§ Task prompt:
Each line of the data below goes into the copy exactly; pictures do not.

[[ Records for processing open ]]

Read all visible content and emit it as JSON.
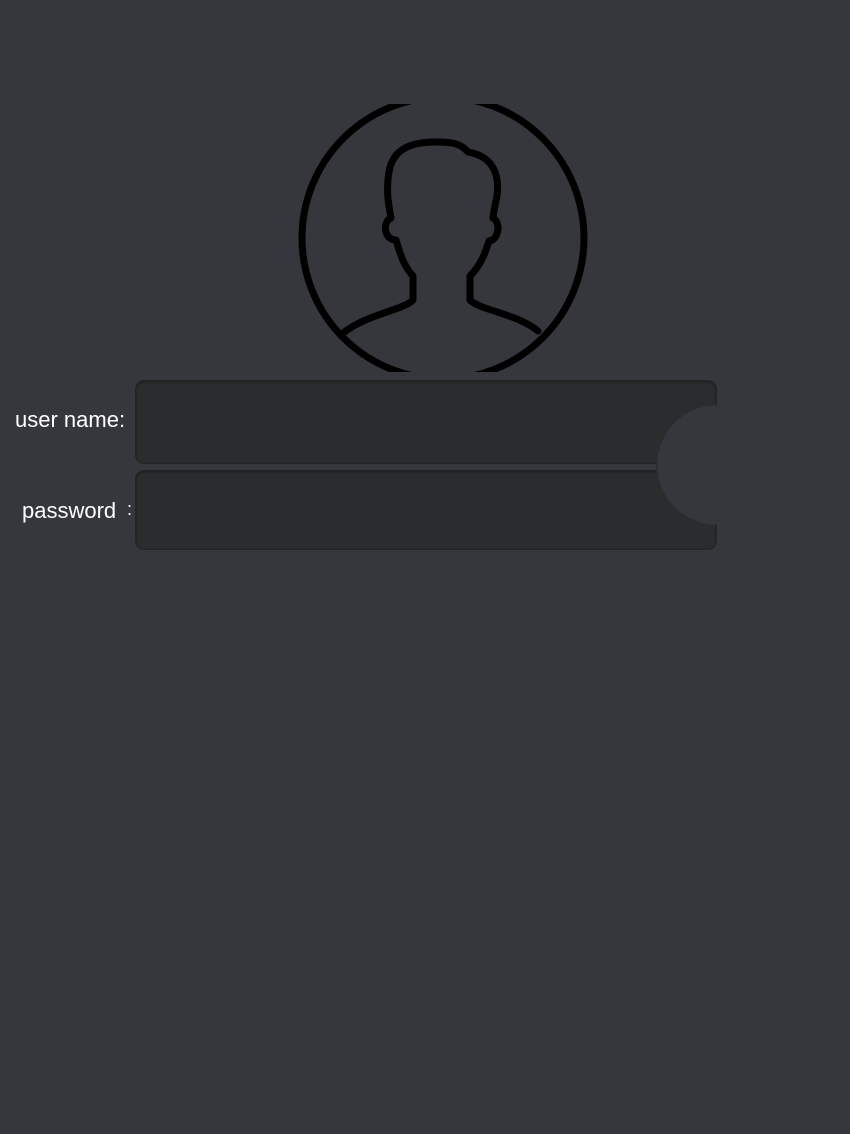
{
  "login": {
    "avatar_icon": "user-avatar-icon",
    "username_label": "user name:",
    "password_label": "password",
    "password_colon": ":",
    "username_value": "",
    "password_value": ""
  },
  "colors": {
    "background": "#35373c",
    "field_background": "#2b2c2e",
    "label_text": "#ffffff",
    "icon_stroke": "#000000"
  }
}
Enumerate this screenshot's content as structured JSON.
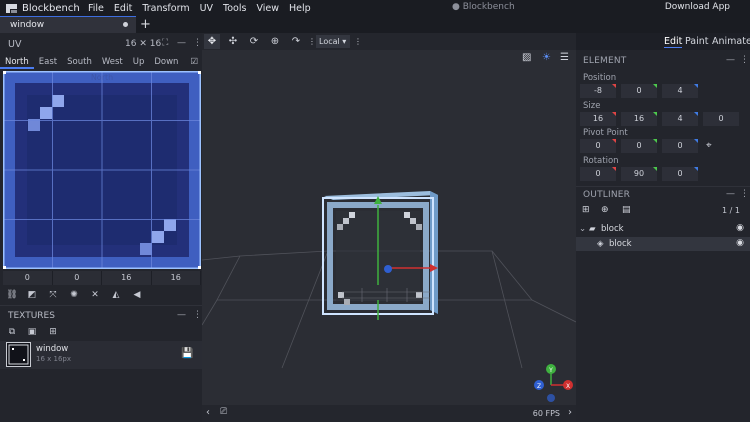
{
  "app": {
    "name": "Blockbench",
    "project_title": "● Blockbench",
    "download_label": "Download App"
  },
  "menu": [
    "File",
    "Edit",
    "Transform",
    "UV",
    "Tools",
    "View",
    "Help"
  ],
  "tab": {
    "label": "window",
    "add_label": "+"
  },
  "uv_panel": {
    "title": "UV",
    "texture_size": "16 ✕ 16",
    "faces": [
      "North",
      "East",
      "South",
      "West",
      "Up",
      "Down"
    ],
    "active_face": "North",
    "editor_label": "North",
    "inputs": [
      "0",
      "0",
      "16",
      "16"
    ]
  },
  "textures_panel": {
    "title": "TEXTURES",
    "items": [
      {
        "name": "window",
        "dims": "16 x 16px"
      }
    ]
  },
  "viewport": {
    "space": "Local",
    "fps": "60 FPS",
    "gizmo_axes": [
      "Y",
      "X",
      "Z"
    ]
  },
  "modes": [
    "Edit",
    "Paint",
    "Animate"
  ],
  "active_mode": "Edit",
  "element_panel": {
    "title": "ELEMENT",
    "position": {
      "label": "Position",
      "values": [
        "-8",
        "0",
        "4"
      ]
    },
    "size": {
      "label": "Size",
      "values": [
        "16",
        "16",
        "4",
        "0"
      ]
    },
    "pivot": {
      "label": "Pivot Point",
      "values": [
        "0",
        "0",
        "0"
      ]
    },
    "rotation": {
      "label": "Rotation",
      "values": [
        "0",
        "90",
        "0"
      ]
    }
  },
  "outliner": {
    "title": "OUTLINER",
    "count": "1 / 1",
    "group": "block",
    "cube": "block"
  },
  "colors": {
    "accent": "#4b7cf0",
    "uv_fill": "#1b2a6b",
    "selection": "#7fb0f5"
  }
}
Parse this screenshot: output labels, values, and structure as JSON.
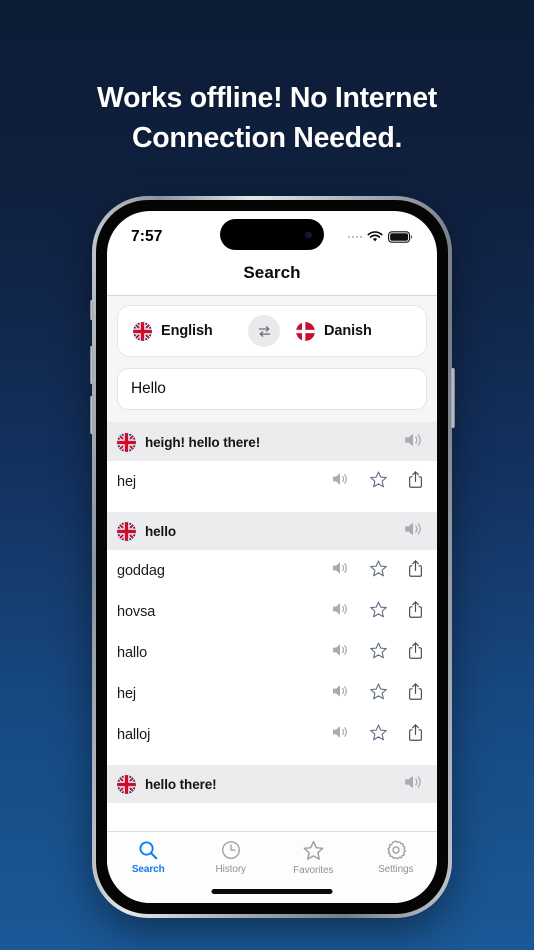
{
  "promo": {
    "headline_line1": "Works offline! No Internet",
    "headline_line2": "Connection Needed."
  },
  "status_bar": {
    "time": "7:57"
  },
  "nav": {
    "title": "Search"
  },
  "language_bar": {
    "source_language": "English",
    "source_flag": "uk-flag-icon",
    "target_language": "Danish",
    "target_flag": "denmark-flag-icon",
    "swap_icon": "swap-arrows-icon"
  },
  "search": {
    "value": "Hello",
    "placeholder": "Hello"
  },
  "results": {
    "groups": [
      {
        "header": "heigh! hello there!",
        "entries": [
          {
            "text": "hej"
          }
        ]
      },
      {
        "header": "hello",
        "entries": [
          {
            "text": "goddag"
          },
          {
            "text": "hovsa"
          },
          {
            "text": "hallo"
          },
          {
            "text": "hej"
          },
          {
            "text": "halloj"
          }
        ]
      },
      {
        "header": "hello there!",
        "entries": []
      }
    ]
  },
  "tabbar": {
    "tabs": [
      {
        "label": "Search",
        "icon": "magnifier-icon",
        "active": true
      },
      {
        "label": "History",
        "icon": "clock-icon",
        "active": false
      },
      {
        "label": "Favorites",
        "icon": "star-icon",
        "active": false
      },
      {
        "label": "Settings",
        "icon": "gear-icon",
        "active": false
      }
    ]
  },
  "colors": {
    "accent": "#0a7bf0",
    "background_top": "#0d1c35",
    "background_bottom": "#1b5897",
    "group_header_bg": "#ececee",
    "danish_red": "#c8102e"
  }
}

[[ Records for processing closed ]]

§ Task answer:
Read all visible content and emit it as JSON.
{
  "login": {
    "avatar_icon": "user-avatar-icon",
    "username_label": "user name:",
    "password_label": "password",
    "password_colon": ":",
    "username_value": "",
    "password_value": ""
  },
  "colors": {
    "background": "#35373c",
    "field_background": "#2b2c2e",
    "label_text": "#ffffff",
    "icon_stroke": "#000000"
  }
}
Enumerate this screenshot's content as structured JSON.
{
  "app": {
    "name": "Blockbench",
    "project_title": "● Blockbench",
    "download_label": "Download App"
  },
  "menu": [
    "File",
    "Edit",
    "Transform",
    "UV",
    "Tools",
    "View",
    "Help"
  ],
  "tab": {
    "label": "window",
    "add_label": "+"
  },
  "uv_panel": {
    "title": "UV",
    "texture_size": "16 ✕ 16",
    "faces": [
      "North",
      "East",
      "South",
      "West",
      "Up",
      "Down"
    ],
    "active_face": "North",
    "editor_label": "North",
    "inputs": [
      "0",
      "0",
      "16",
      "16"
    ]
  },
  "textures_panel": {
    "title": "TEXTURES",
    "items": [
      {
        "name": "window",
        "dims": "16 x 16px"
      }
    ]
  },
  "viewport": {
    "space": "Local",
    "fps": "60 FPS",
    "gizmo_axes": [
      "Y",
      "X",
      "Z"
    ]
  },
  "modes": [
    "Edit",
    "Paint",
    "Animate"
  ],
  "active_mode": "Edit",
  "element_panel": {
    "title": "ELEMENT",
    "position": {
      "label": "Position",
      "values": [
        "-8",
        "0",
        "4"
      ]
    },
    "size": {
      "label": "Size",
      "values": [
        "16",
        "16",
        "4",
        "0"
      ]
    },
    "pivot": {
      "label": "Pivot Point",
      "values": [
        "0",
        "0",
        "0"
      ]
    },
    "rotation": {
      "label": "Rotation",
      "values": [
        "0",
        "90",
        "0"
      ]
    }
  },
  "outliner": {
    "title": "OUTLINER",
    "count": "1 / 1",
    "group": "block",
    "cube": "block"
  },
  "colors": {
    "accent": "#4b7cf0",
    "uv_fill": "#1b2a6b",
    "selection": "#7fb0f5"
  }
}
Parse this screenshot: output labels, values, and structure as JSON.
{
  "promo": {
    "headline_line1": "Works offline! No Internet",
    "headline_line2": "Connection Needed."
  },
  "status_bar": {
    "time": "7:57"
  },
  "nav": {
    "title": "Search"
  },
  "language_bar": {
    "source_language": "English",
    "source_flag": "uk-flag-icon",
    "target_language": "Danish",
    "target_flag": "denmark-flag-icon",
    "swap_icon": "swap-arrows-icon"
  },
  "search": {
    "value": "Hello",
    "placeholder": "Hello"
  },
  "results": {
    "groups": [
      {
        "header": "heigh! hello there!",
        "entries": [
          {
            "text": "hej"
          }
        ]
      },
      {
        "header": "hello",
        "entries": [
          {
            "text": "goddag"
          },
          {
            "text": "hovsa"
          },
          {
            "text": "hallo"
          },
          {
            "text": "hej"
          },
          {
            "text": "halloj"
          }
        ]
      },
      {
        "header": "hello there!",
        "entries": []
      }
    ]
  },
  "tabbar": {
    "tabs": [
      {
        "label": "Search",
        "icon": "magnifier-icon",
        "active": true
      },
      {
        "label": "History",
        "icon": "clock-icon",
        "active": false
      },
      {
        "label": "Favorites",
        "icon": "star-icon",
        "active": false
      },
      {
        "label": "Settings",
        "icon": "gear-icon",
        "active": false
      }
    ]
  },
  "colors": {
    "accent": "#0a7bf0",
    "background_top": "#0d1c35",
    "background_bottom": "#1b5897",
    "group_header_bg": "#ececee",
    "danish_red": "#c8102e"
  }
}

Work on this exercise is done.